US stocks sank Thursday after economic data showed continued tightness in the labor market that is likely to keep the Federal Reserve on track for higher interest rates. Investors also look ahead to tomorrow’s key monthly jobs report.
The ADP National Employment report showed private payrolls grew by 235,000 jobs in December. Economists surveyed by Bloomberg called for an increase of 150,000.
Elsewhere in economic data, filings for unemployment insurance also fell to 204,000, the lowest since September, in the week ended Dec. 31 from the previous week’s downwardly revised reading of 223,000, the Labor Department said Thursday.
The reports were the latest to reflect strong demand for workers, even as the Federal Reserve presses on with aggressive monetary tightening to rein in inflation. ADP’s data and weekly jobless claims follow a separate measure Wednesday that found job openings fell less than expected last month and remained high. The Labor Department’s monthly nonfarm payrolls survey due out Friday morning remains the most important reading for Fed officials and investors attempting to predict the next policy move.
“While we will get a better overall picture of the jobs market tomorrow, private payrolls beating expectations and jobless claims coming in below are indications that the labor market remains resilient,” Morgan Stanley Global Investment Office Head of Model Portfolio Construction Mike Loewengart said in a notes. “These come on the heels of big-name companies announcing sizable job cuts so there is no doubt the market’s pressures are weighing on companies, but it remains to be seen when hiring will slow demonstrably.”
Amazon (AMZN) CEO Andy Jassy said in a note late Wednesday the company’s planned job cuts will now impact at least 18,000 employees, significantly more than previously indicated. Jassy’s memo came after the Wall Street Journal reported the news. Shares fell 2.4% on Thursday.

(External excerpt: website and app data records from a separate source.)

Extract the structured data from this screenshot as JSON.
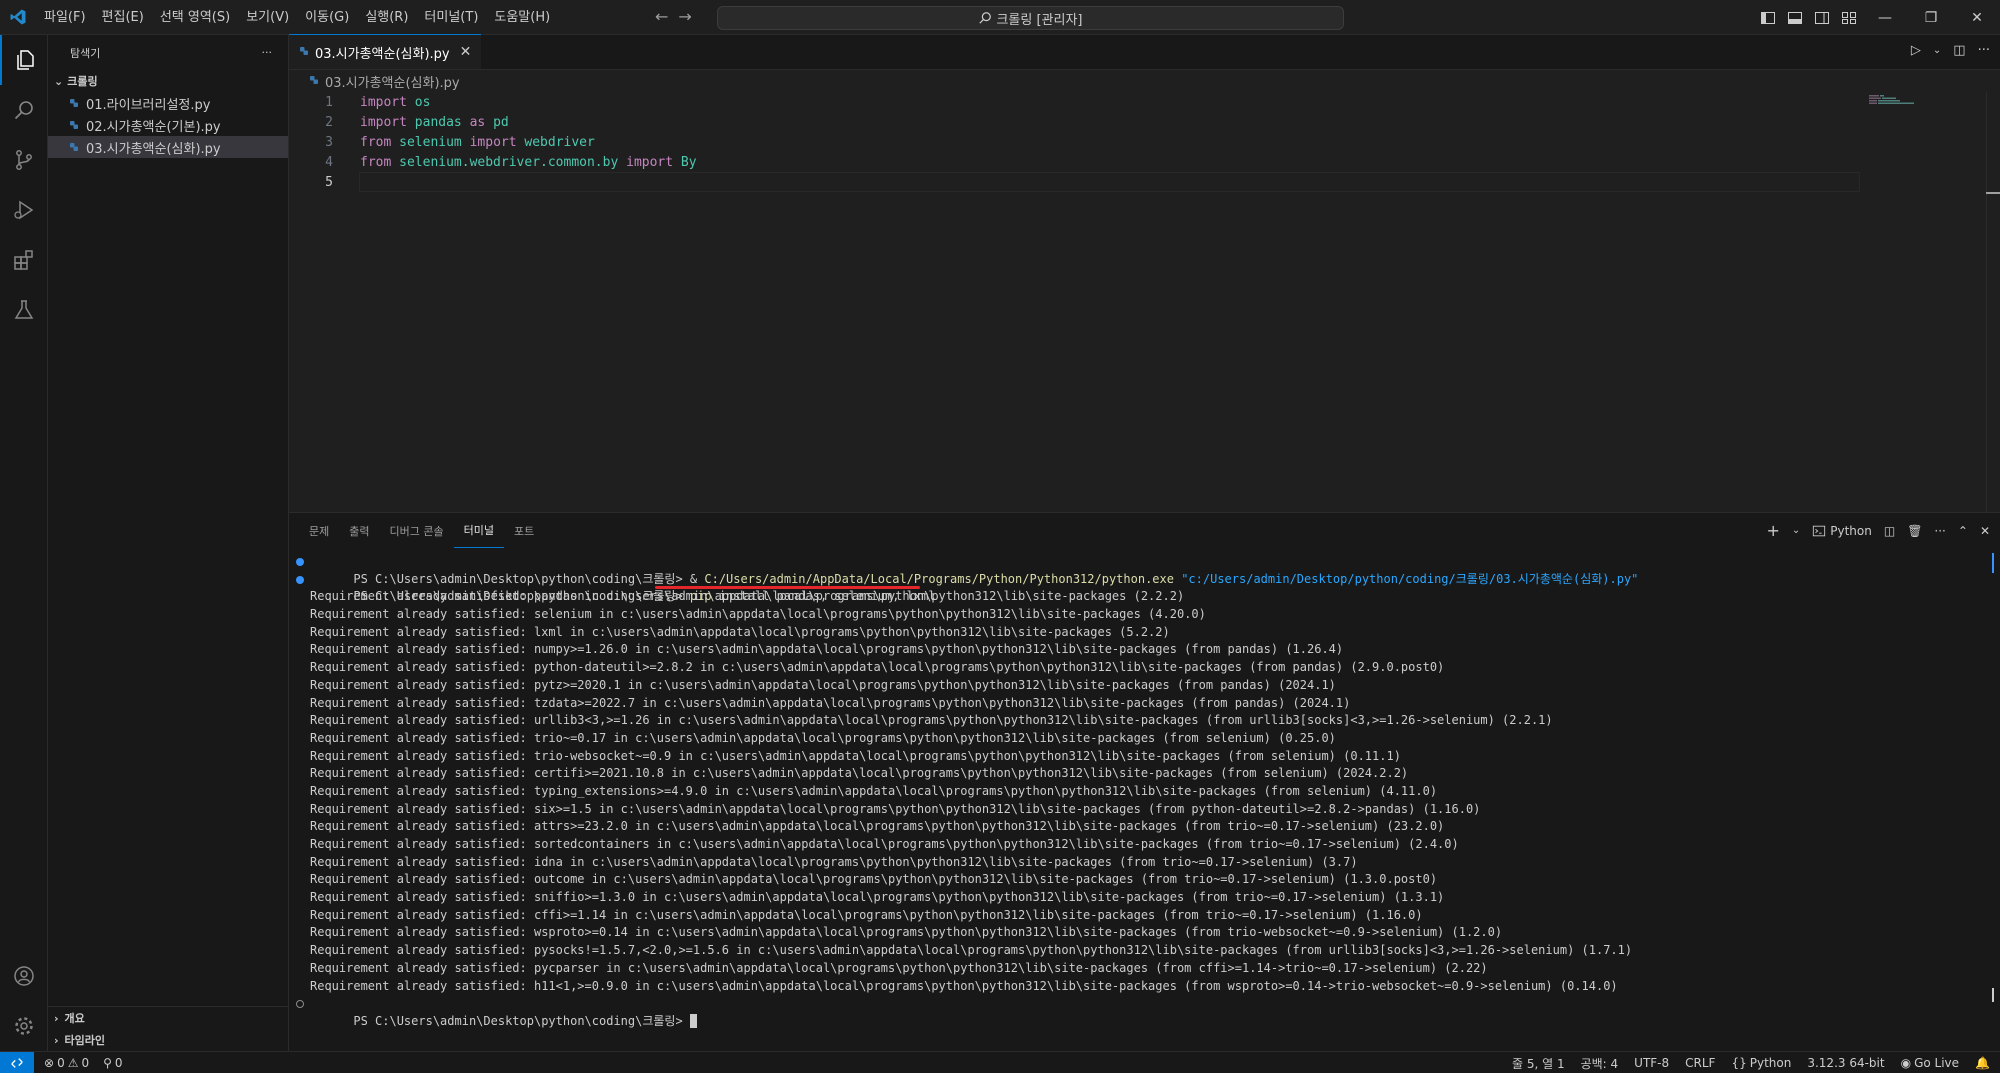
{
  "titlebar": {
    "menus": [
      "파일(F)",
      "편집(E)",
      "선택 영역(S)",
      "보기(V)",
      "이동(G)",
      "실행(R)",
      "터미널(T)",
      "도움말(H)"
    ],
    "search": "크롤링 [관리자]"
  },
  "sidebar": {
    "title": "탐색기",
    "more": "···",
    "folder": "크롤링",
    "files": [
      "01.라이브러리설정.py",
      "02.시가총액순(기본).py",
      "03.시가총액순(심화).py"
    ],
    "outline": "개요",
    "timeline": "타임라인"
  },
  "editor": {
    "tab_label": "03.시가총액순(심화).py",
    "breadcrumb": "03.시가총액순(심화).py",
    "line_numbers": [
      "1",
      "2",
      "3",
      "4",
      "5"
    ]
  },
  "code": {
    "l1": {
      "kw": "import",
      "mod": "os"
    },
    "l2": {
      "kw1": "import",
      "mod": "pandas",
      "kw2": "as",
      "alias": "pd"
    },
    "l3": {
      "kw1": "from",
      "mod": "selenium",
      "kw2": "import",
      "name": "webdriver"
    },
    "l4": {
      "kw1": "from",
      "mod": "selenium.webdriver.common.by",
      "kw2": "import",
      "name": "By"
    }
  },
  "panel": {
    "tabs": [
      "문제",
      "출력",
      "디버그 콘솔",
      "터미널",
      "포트"
    ],
    "active_tab": "터미널",
    "shell_label": "Python",
    "more": "···"
  },
  "terminal": {
    "line1_prompt": "PS C:\\Users\\admin\\Desktop\\python\\coding\\크롤링> & ",
    "line1_exe": "C:/Users/admin/AppData/Local/Programs/Python/Python312/python.exe",
    "line1_arg": " \"c:/Users/admin/Desktop/python/coding/크롤링/03.시가총액순(심화).py\"",
    "line2_prompt": "PS C:\\Users\\admin\\Desktop\\python\\coding\\크롤링> ",
    "line2_cmd": "pip",
    "line2_args": " install pandas, selenium, lxml",
    "output": [
      "Requirement already satisfied: pandas in c:\\users\\admin\\appdata\\local\\programs\\python\\python312\\lib\\site-packages (2.2.2)",
      "Requirement already satisfied: selenium in c:\\users\\admin\\appdata\\local\\programs\\python\\python312\\lib\\site-packages (4.20.0)",
      "Requirement already satisfied: lxml in c:\\users\\admin\\appdata\\local\\programs\\python\\python312\\lib\\site-packages (5.2.2)",
      "Requirement already satisfied: numpy>=1.26.0 in c:\\users\\admin\\appdata\\local\\programs\\python\\python312\\lib\\site-packages (from pandas) (1.26.4)",
      "Requirement already satisfied: python-dateutil>=2.8.2 in c:\\users\\admin\\appdata\\local\\programs\\python\\python312\\lib\\site-packages (from pandas) (2.9.0.post0)",
      "Requirement already satisfied: pytz>=2020.1 in c:\\users\\admin\\appdata\\local\\programs\\python\\python312\\lib\\site-packages (from pandas) (2024.1)",
      "Requirement already satisfied: tzdata>=2022.7 in c:\\users\\admin\\appdata\\local\\programs\\python\\python312\\lib\\site-packages (from pandas) (2024.1)",
      "Requirement already satisfied: urllib3<3,>=1.26 in c:\\users\\admin\\appdata\\local\\programs\\python\\python312\\lib\\site-packages (from urllib3[socks]<3,>=1.26->selenium) (2.2.1)",
      "Requirement already satisfied: trio~=0.17 in c:\\users\\admin\\appdata\\local\\programs\\python\\python312\\lib\\site-packages (from selenium) (0.25.0)",
      "Requirement already satisfied: trio-websocket~=0.9 in c:\\users\\admin\\appdata\\local\\programs\\python\\python312\\lib\\site-packages (from selenium) (0.11.1)",
      "Requirement already satisfied: certifi>=2021.10.8 in c:\\users\\admin\\appdata\\local\\programs\\python\\python312\\lib\\site-packages (from selenium) (2024.2.2)",
      "Requirement already satisfied: typing_extensions>=4.9.0 in c:\\users\\admin\\appdata\\local\\programs\\python\\python312\\lib\\site-packages (from selenium) (4.11.0)",
      "Requirement already satisfied: six>=1.5 in c:\\users\\admin\\appdata\\local\\programs\\python\\python312\\lib\\site-packages (from python-dateutil>=2.8.2->pandas) (1.16.0)",
      "Requirement already satisfied: attrs>=23.2.0 in c:\\users\\admin\\appdata\\local\\programs\\python\\python312\\lib\\site-packages (from trio~=0.17->selenium) (23.2.0)",
      "Requirement already satisfied: sortedcontainers in c:\\users\\admin\\appdata\\local\\programs\\python\\python312\\lib\\site-packages (from trio~=0.17->selenium) (2.4.0)",
      "Requirement already satisfied: idna in c:\\users\\admin\\appdata\\local\\programs\\python\\python312\\lib\\site-packages (from trio~=0.17->selenium) (3.7)",
      "Requirement already satisfied: outcome in c:\\users\\admin\\appdata\\local\\programs\\python\\python312\\lib\\site-packages (from trio~=0.17->selenium) (1.3.0.post0)",
      "Requirement already satisfied: sniffio>=1.3.0 in c:\\users\\admin\\appdata\\local\\programs\\python\\python312\\lib\\site-packages (from trio~=0.17->selenium) (1.3.1)",
      "Requirement already satisfied: cffi>=1.14 in c:\\users\\admin\\appdata\\local\\programs\\python\\python312\\lib\\site-packages (from trio~=0.17->selenium) (1.16.0)",
      "Requirement already satisfied: wsproto>=0.14 in c:\\users\\admin\\appdata\\local\\programs\\python\\python312\\lib\\site-packages (from trio-websocket~=0.9->selenium) (1.2.0)",
      "Requirement already satisfied: pysocks!=1.5.7,<2.0,>=1.5.6 in c:\\users\\admin\\appdata\\local\\programs\\python\\python312\\lib\\site-packages (from urllib3[socks]<3,>=1.26->selenium) (1.7.1)",
      "Requirement already satisfied: pycparser in c:\\users\\admin\\appdata\\local\\programs\\python\\python312\\lib\\site-packages (from cffi>=1.14->trio~=0.17->selenium) (2.22)",
      "Requirement already satisfied: h11<1,>=0.9.0 in c:\\users\\admin\\appdata\\local\\programs\\python\\python312\\lib\\site-packages (from wsproto>=0.14->trio-websocket~=0.9->selenium) (0.14.0)"
    ],
    "last_prompt": "PS C:\\Users\\admin\\Desktop\\python\\coding\\크롤링> "
  },
  "statusbar": {
    "errors": "0",
    "warnings": "0",
    "ports": "0",
    "position": "줄 5, 열 1",
    "spaces": "공백: 4",
    "encoding": "UTF-8",
    "eol": "CRLF",
    "language": "Python",
    "interpreter": "3.12.3 64-bit",
    "golive": "Go Live"
  },
  "colors": {
    "accent": "#0078d4",
    "highlight": "#e5262b"
  }
}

The figure marks the highest workforce reduction by a tech company in recent months as a growing number of names in the sector lay off workers to cut costs amid more challenging market conditions. Amazon lost roughly $834 billion in market value in 2022.
Shares of crypto-focused Silvergate Capital (ARE YOU) cratered 42.6% after The Wall Street Journal reported Thursday the bank was forced to sell assets at a sizable loss to cover $8.1 billion in withdrawals following the bankruptcy of FTX. The plunge comes after the stock rallied 27% Wednesday.
In other crypto stock moves, Coinbase (COIN) shares fell 11.1% following a downgrade from Cowen to Market Perform from Outperform, citing a “fairly consistent drawdown” in trading volumes and risk from probable regulatory enforcement action after the collapse of FTX.
“There is low visibility for stabilization in retail trading volumes in 2023 following further December deterioration,” the firm said. “Potential SEC enforcement action is elevated post-FTX with regulatory certainty unlikely until 2024.”
Shares of T-Mobile (TMUS) rose 3.2% after the mobile service provider reported fourth-quarter subscriber growth slightly above estimates. The company added 927,000 new phone customers in the period, compared to analyst calls for 921,000.
Johnson & Johnson’s (JNJ) consumer health business Kenvue on Wednesday filed to be listed as a separate company, marking the first notable filing of a US initial public offering of the new year.
In other markets, oil prices rebounded after plunging nearly 10% over the past two days. West Texas Intermediate (WTI) crude futures, the US benchmark, rose 1% to around $73 per barrel.
Federal Reserve Bank of St. Louis President James Bullard said Thursday that interest rates are nearing a high enough level to bring down inflation but still maintained “the policy rate is not yet in a zone that may be considered sufficiently restrictive,” despite getting closer.
Stocks closed higher on Wednesday following a volatile session swayed by a readout of minutes from the Federal Reserve’s December meeting and economic data that, in addition to the higher-than-expected job openingsshown a dropoff in manufacturing activity for a second-straight month.
Fed minutes Wednesday shown officials opposing an “unwarranted” easing of financial conditions, even as they welcomed cooling inflation, and the need to maintain a “restrictive policy stance” until data is more promising.
“The minutes of the December meeting show that FOMC members remain focused on current inflation and inflation risks, with fear of overkill on monetary policy receiving very little attention,” Pantheon Macroeconomics Chief Economist Ian Shepherdson said in a note.
“Don’t expect them to soften their inflation line until it becomes obvious that a serious shift in the data is underway,” he added.
Alexandra Semenova is a reporter for Yahoo Finance. Follow her on Twitter @alexandraandnyc